_Raw data_:
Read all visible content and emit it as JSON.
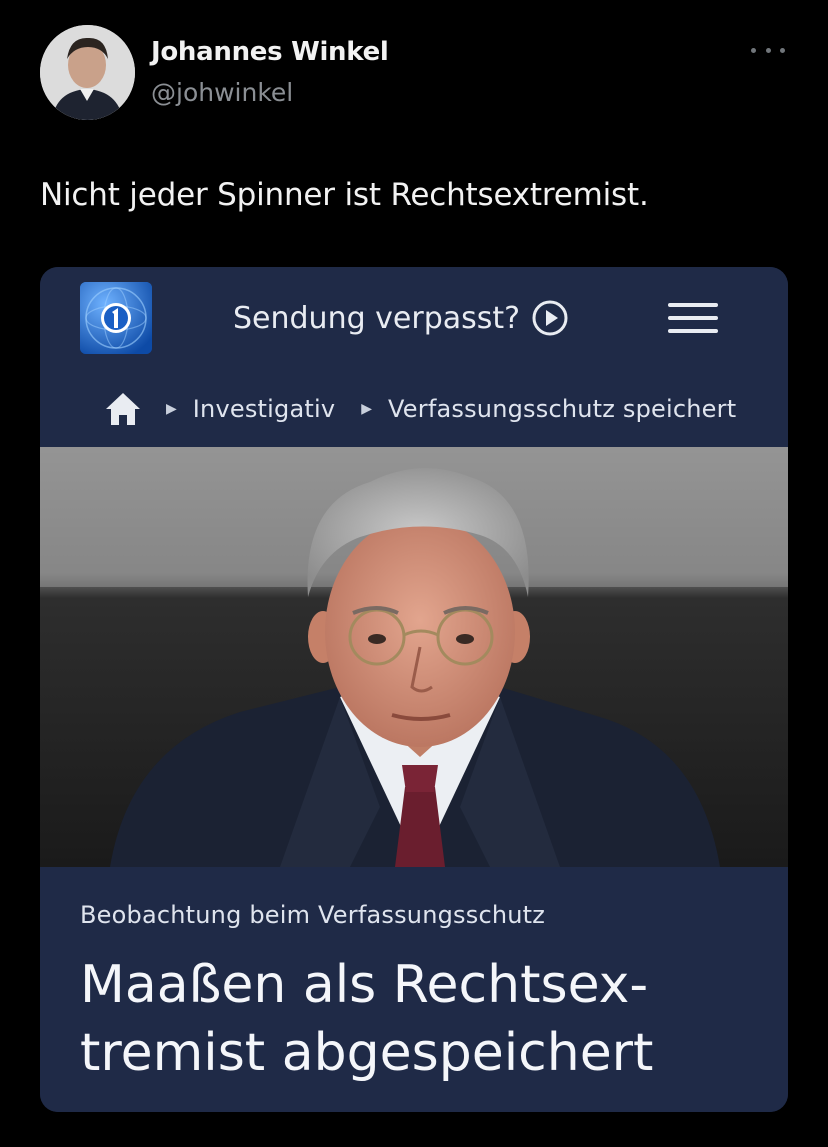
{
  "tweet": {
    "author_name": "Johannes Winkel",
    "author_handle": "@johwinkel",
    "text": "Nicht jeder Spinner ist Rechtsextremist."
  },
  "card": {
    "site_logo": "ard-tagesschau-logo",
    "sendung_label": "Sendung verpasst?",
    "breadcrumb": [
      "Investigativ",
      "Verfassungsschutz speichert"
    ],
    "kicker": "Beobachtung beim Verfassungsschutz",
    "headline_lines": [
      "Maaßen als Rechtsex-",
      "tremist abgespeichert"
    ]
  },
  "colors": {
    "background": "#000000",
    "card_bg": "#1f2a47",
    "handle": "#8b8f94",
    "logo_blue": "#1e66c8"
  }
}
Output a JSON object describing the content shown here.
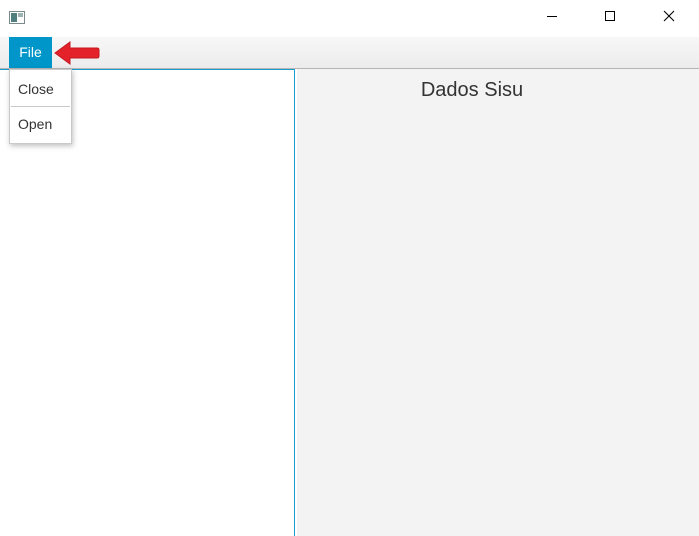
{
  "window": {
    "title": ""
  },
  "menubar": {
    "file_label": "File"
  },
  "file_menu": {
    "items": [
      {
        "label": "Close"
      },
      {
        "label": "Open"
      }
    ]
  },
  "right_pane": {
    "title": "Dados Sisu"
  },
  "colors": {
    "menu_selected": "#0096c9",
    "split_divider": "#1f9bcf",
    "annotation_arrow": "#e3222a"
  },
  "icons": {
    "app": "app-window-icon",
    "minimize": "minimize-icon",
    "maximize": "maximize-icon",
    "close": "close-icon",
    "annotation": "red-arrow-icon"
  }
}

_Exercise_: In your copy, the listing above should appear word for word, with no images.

_Final answer_:
Read all visible content and emit it as JSON.
{
  "tweet": {
    "author_name": "Johannes Winkel",
    "author_handle": "@johwinkel",
    "text": "Nicht jeder Spinner ist Rechtsextremist."
  },
  "card": {
    "site_logo": "ard-tagesschau-logo",
    "sendung_label": "Sendung verpasst?",
    "breadcrumb": [
      "Investigativ",
      "Verfassungsschutz speichert"
    ],
    "kicker": "Beobachtung beim Verfassungsschutz",
    "headline_lines": [
      "Maaßen als Rechtsex-",
      "tremist abgespeichert"
    ]
  },
  "colors": {
    "background": "#000000",
    "card_bg": "#1f2a47",
    "handle": "#8b8f94",
    "logo_blue": "#1e66c8"
  }
}
Output a JSON object describing the content shown here.
{
  "window": {
    "title": ""
  },
  "menubar": {
    "file_label": "File"
  },
  "file_menu": {
    "items": [
      {
        "label": "Close"
      },
      {
        "label": "Open"
      }
    ]
  },
  "right_pane": {
    "title": "Dados Sisu"
  },
  "colors": {
    "menu_selected": "#0096c9",
    "split_divider": "#1f9bcf",
    "annotation_arrow": "#e3222a"
  },
  "icons": {
    "app": "app-window-icon",
    "minimize": "minimize-icon",
    "maximize": "maximize-icon",
    "close": "close-icon",
    "annotation": "red-arrow-icon"
  }
}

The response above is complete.